An organic semiconductor developed by a team of physicists and astronomy scientists could help in manufacturing electronic devices. Improved 3D printing technologies have been used for layering several types of devices and models. However, the use of printers for manufacturing electronic devices would be a first-of-its-kind invention.
The cost of manufacturing electronic devices could be reduced by a formidable margin through this technology. Furthermore, these electronic devices can be easily integrated with the daily needs of the industrial and residential sector. The newly developed semiconductor consists of polymer chains and molecules. The organic semiconductor can also be used to manufacture resilient and efficient solar panels. This is a key consideration for decision-makers and stakeholders in the energy sector.
Limitations of Using Organic Semiconductors
Despite the seemingly utilitarian nature of these semiconductors, some of their properties limit widespread usage. The absence of an electron results in the formation of a hole in the semiconductor’s structure. This makes it difficult for other electrons to move through the material. The absence of free electrons inhibits electricity generation, and there is minimal absorption of light. Owing to this factor, several scientists are questioning the utility of these semiconductors in manufacturing solar panel. Professors from the University of Kansas believes that organic semiconductors breed poor-performing solar panels.
Suggested Alternatives to Organic Semiconductors
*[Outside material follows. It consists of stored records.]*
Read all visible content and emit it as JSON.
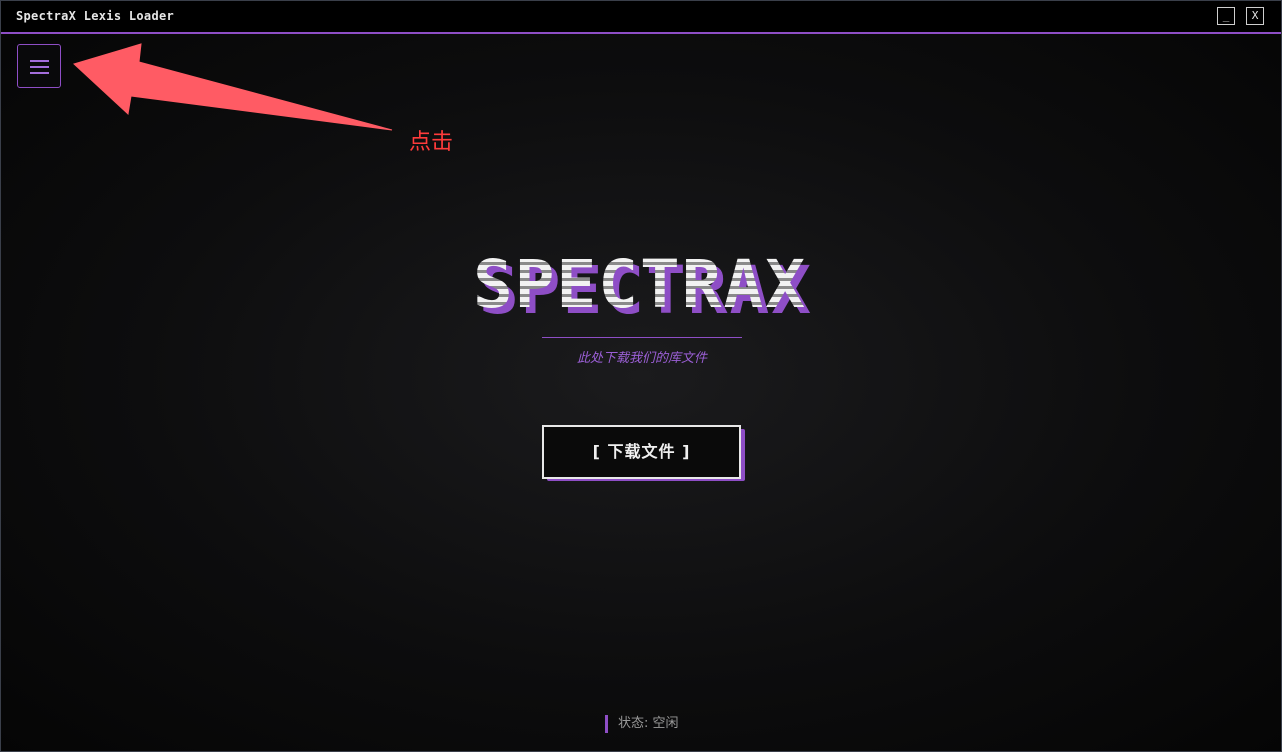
{
  "window": {
    "title": "SpectraX Lexis Loader",
    "minimize_label": "_",
    "close_label": "X"
  },
  "menu": {
    "icon": "hamburger-menu-icon"
  },
  "annotation": {
    "text": "点击",
    "color": "#ff3b3b"
  },
  "hero": {
    "logo_text": "SPECTRAX",
    "subtitle": "此处下载我们的库文件"
  },
  "download": {
    "label": "[  下载文件  ]"
  },
  "status": {
    "text": "状态: 空闲"
  },
  "colors": {
    "accent": "#8e4ec6",
    "background": "#0a0a0a",
    "text": "#e6e6e6"
  }
}
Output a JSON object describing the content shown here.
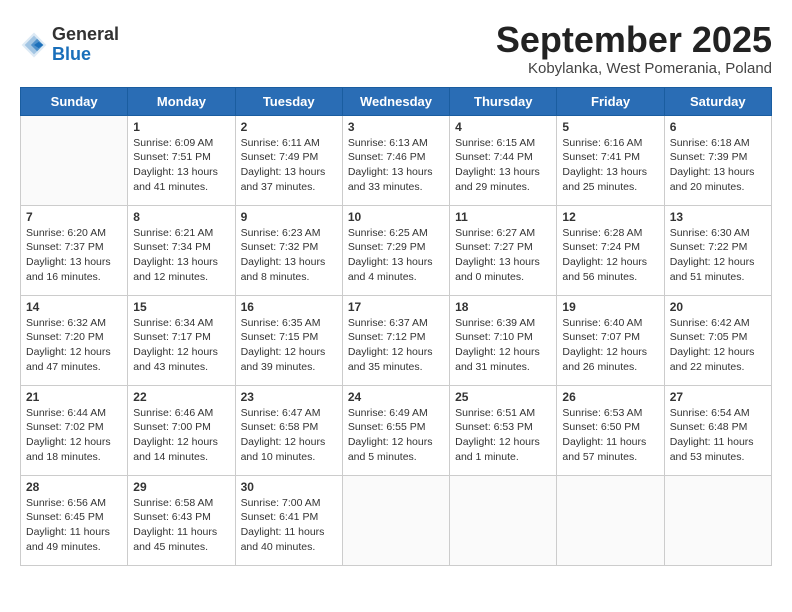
{
  "header": {
    "logo_line1": "General",
    "logo_line2": "Blue",
    "month_title": "September 2025",
    "location": "Kobylanka, West Pomerania, Poland"
  },
  "days_of_week": [
    "Sunday",
    "Monday",
    "Tuesday",
    "Wednesday",
    "Thursday",
    "Friday",
    "Saturday"
  ],
  "weeks": [
    [
      {
        "day": "",
        "info": ""
      },
      {
        "day": "1",
        "info": "Sunrise: 6:09 AM\nSunset: 7:51 PM\nDaylight: 13 hours\nand 41 minutes."
      },
      {
        "day": "2",
        "info": "Sunrise: 6:11 AM\nSunset: 7:49 PM\nDaylight: 13 hours\nand 37 minutes."
      },
      {
        "day": "3",
        "info": "Sunrise: 6:13 AM\nSunset: 7:46 PM\nDaylight: 13 hours\nand 33 minutes."
      },
      {
        "day": "4",
        "info": "Sunrise: 6:15 AM\nSunset: 7:44 PM\nDaylight: 13 hours\nand 29 minutes."
      },
      {
        "day": "5",
        "info": "Sunrise: 6:16 AM\nSunset: 7:41 PM\nDaylight: 13 hours\nand 25 minutes."
      },
      {
        "day": "6",
        "info": "Sunrise: 6:18 AM\nSunset: 7:39 PM\nDaylight: 13 hours\nand 20 minutes."
      }
    ],
    [
      {
        "day": "7",
        "info": "Sunrise: 6:20 AM\nSunset: 7:37 PM\nDaylight: 13 hours\nand 16 minutes."
      },
      {
        "day": "8",
        "info": "Sunrise: 6:21 AM\nSunset: 7:34 PM\nDaylight: 13 hours\nand 12 minutes."
      },
      {
        "day": "9",
        "info": "Sunrise: 6:23 AM\nSunset: 7:32 PM\nDaylight: 13 hours\nand 8 minutes."
      },
      {
        "day": "10",
        "info": "Sunrise: 6:25 AM\nSunset: 7:29 PM\nDaylight: 13 hours\nand 4 minutes."
      },
      {
        "day": "11",
        "info": "Sunrise: 6:27 AM\nSunset: 7:27 PM\nDaylight: 13 hours\nand 0 minutes."
      },
      {
        "day": "12",
        "info": "Sunrise: 6:28 AM\nSunset: 7:24 PM\nDaylight: 12 hours\nand 56 minutes."
      },
      {
        "day": "13",
        "info": "Sunrise: 6:30 AM\nSunset: 7:22 PM\nDaylight: 12 hours\nand 51 minutes."
      }
    ],
    [
      {
        "day": "14",
        "info": "Sunrise: 6:32 AM\nSunset: 7:20 PM\nDaylight: 12 hours\nand 47 minutes."
      },
      {
        "day": "15",
        "info": "Sunrise: 6:34 AM\nSunset: 7:17 PM\nDaylight: 12 hours\nand 43 minutes."
      },
      {
        "day": "16",
        "info": "Sunrise: 6:35 AM\nSunset: 7:15 PM\nDaylight: 12 hours\nand 39 minutes."
      },
      {
        "day": "17",
        "info": "Sunrise: 6:37 AM\nSunset: 7:12 PM\nDaylight: 12 hours\nand 35 minutes."
      },
      {
        "day": "18",
        "info": "Sunrise: 6:39 AM\nSunset: 7:10 PM\nDaylight: 12 hours\nand 31 minutes."
      },
      {
        "day": "19",
        "info": "Sunrise: 6:40 AM\nSunset: 7:07 PM\nDaylight: 12 hours\nand 26 minutes."
      },
      {
        "day": "20",
        "info": "Sunrise: 6:42 AM\nSunset: 7:05 PM\nDaylight: 12 hours\nand 22 minutes."
      }
    ],
    [
      {
        "day": "21",
        "info": "Sunrise: 6:44 AM\nSunset: 7:02 PM\nDaylight: 12 hours\nand 18 minutes."
      },
      {
        "day": "22",
        "info": "Sunrise: 6:46 AM\nSunset: 7:00 PM\nDaylight: 12 hours\nand 14 minutes."
      },
      {
        "day": "23",
        "info": "Sunrise: 6:47 AM\nSunset: 6:58 PM\nDaylight: 12 hours\nand 10 minutes."
      },
      {
        "day": "24",
        "info": "Sunrise: 6:49 AM\nSunset: 6:55 PM\nDaylight: 12 hours\nand 5 minutes."
      },
      {
        "day": "25",
        "info": "Sunrise: 6:51 AM\nSunset: 6:53 PM\nDaylight: 12 hours\nand 1 minute."
      },
      {
        "day": "26",
        "info": "Sunrise: 6:53 AM\nSunset: 6:50 PM\nDaylight: 11 hours\nand 57 minutes."
      },
      {
        "day": "27",
        "info": "Sunrise: 6:54 AM\nSunset: 6:48 PM\nDaylight: 11 hours\nand 53 minutes."
      }
    ],
    [
      {
        "day": "28",
        "info": "Sunrise: 6:56 AM\nSunset: 6:45 PM\nDaylight: 11 hours\nand 49 minutes."
      },
      {
        "day": "29",
        "info": "Sunrise: 6:58 AM\nSunset: 6:43 PM\nDaylight: 11 hours\nand 45 minutes."
      },
      {
        "day": "30",
        "info": "Sunrise: 7:00 AM\nSunset: 6:41 PM\nDaylight: 11 hours\nand 40 minutes."
      },
      {
        "day": "",
        "info": ""
      },
      {
        "day": "",
        "info": ""
      },
      {
        "day": "",
        "info": ""
      },
      {
        "day": "",
        "info": ""
      }
    ]
  ]
}
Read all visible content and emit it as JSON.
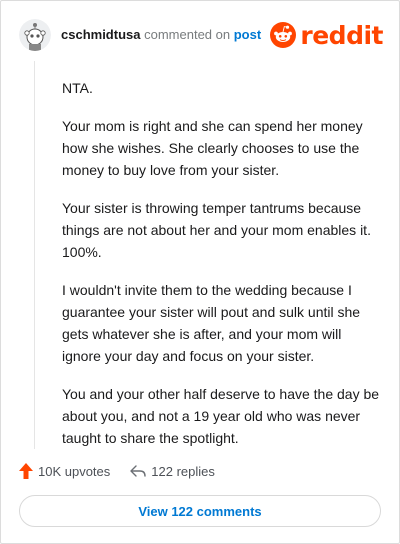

To support their argument, professors at the University have developed layering methods to facilitate free movement of electrons. The Journal of American Chemical Society published the findings of the research. Several researchers have attempted to demonstrate the action of free charges in developing electronic interfaces.
The ability to transfer electrons from one material to another can help in developing electronic interfaces. Hence, research teams are focusing on developing modules for studying the general principles of electron transfer. It would be interesting to witness the response of global research fraternity with regard to the current findings.